Reproduce each entry exactly.

━━━ Entries supplied

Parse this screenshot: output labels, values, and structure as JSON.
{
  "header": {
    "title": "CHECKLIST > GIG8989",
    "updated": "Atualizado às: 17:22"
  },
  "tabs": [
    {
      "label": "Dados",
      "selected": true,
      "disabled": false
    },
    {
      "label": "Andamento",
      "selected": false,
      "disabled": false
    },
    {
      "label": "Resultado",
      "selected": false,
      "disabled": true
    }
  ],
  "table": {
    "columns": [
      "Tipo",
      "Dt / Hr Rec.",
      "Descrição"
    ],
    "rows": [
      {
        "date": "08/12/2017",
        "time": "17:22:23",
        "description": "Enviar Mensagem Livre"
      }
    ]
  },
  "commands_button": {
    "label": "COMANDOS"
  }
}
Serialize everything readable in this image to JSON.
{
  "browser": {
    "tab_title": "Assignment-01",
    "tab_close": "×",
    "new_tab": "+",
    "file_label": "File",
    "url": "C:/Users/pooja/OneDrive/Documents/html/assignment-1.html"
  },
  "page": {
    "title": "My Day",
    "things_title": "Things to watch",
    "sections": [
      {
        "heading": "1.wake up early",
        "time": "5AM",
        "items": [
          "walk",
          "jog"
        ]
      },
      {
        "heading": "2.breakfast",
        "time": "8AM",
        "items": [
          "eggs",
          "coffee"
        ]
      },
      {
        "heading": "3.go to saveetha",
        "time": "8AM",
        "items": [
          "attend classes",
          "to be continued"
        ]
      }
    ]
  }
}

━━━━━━

▸ **Solution to this problem**:
Parse this screenshot: output labels, values, and structure as JSON.
{
  "header": {
    "title": "CHECKLIST > GIG8989",
    "updated": "Atualizado às: 17:22"
  },
  "tabs": [
    {
      "label": "Dados",
      "selected": true,
      "disabled": false
    },
    {
      "label": "Andamento",
      "selected": false,
      "disabled": false
    },
    {
      "label": "Resultado",
      "selected": false,
      "disabled": true
    }
  ],
  "table": {
    "columns": [
      "Tipo",
      "Dt / Hr Rec.",
      "Descrição"
    ],
    "rows": [
      {
        "date": "08/12/2017",
        "time": "17:22:23",
        "description": "Enviar Mensagem Livre"
      }
    ]
  },
  "commands_button": {
    "label": "COMANDOS"
  }
}
Serialize everything readable in this image to JSON.
{
  "browser": {
    "tab_title": "Assignment-01",
    "tab_close": "×",
    "new_tab": "+",
    "file_label": "File",
    "url": "C:/Users/pooja/OneDrive/Documents/html/assignment-1.html"
  },
  "page": {
    "title": "My Day",
    "things_title": "Things to watch",
    "sections": [
      {
        "heading": "1.wake up early",
        "time": "5AM",
        "items": [
          "walk",
          "jog"
        ]
      },
      {
        "heading": "2.breakfast",
        "time": "8AM",
        "items": [
          "eggs",
          "coffee"
        ]
      },
      {
        "heading": "3.go to saveetha",
        "time": "8AM",
        "items": [
          "attend classes",
          "to be continued"
        ]
      }
    ]
  }
}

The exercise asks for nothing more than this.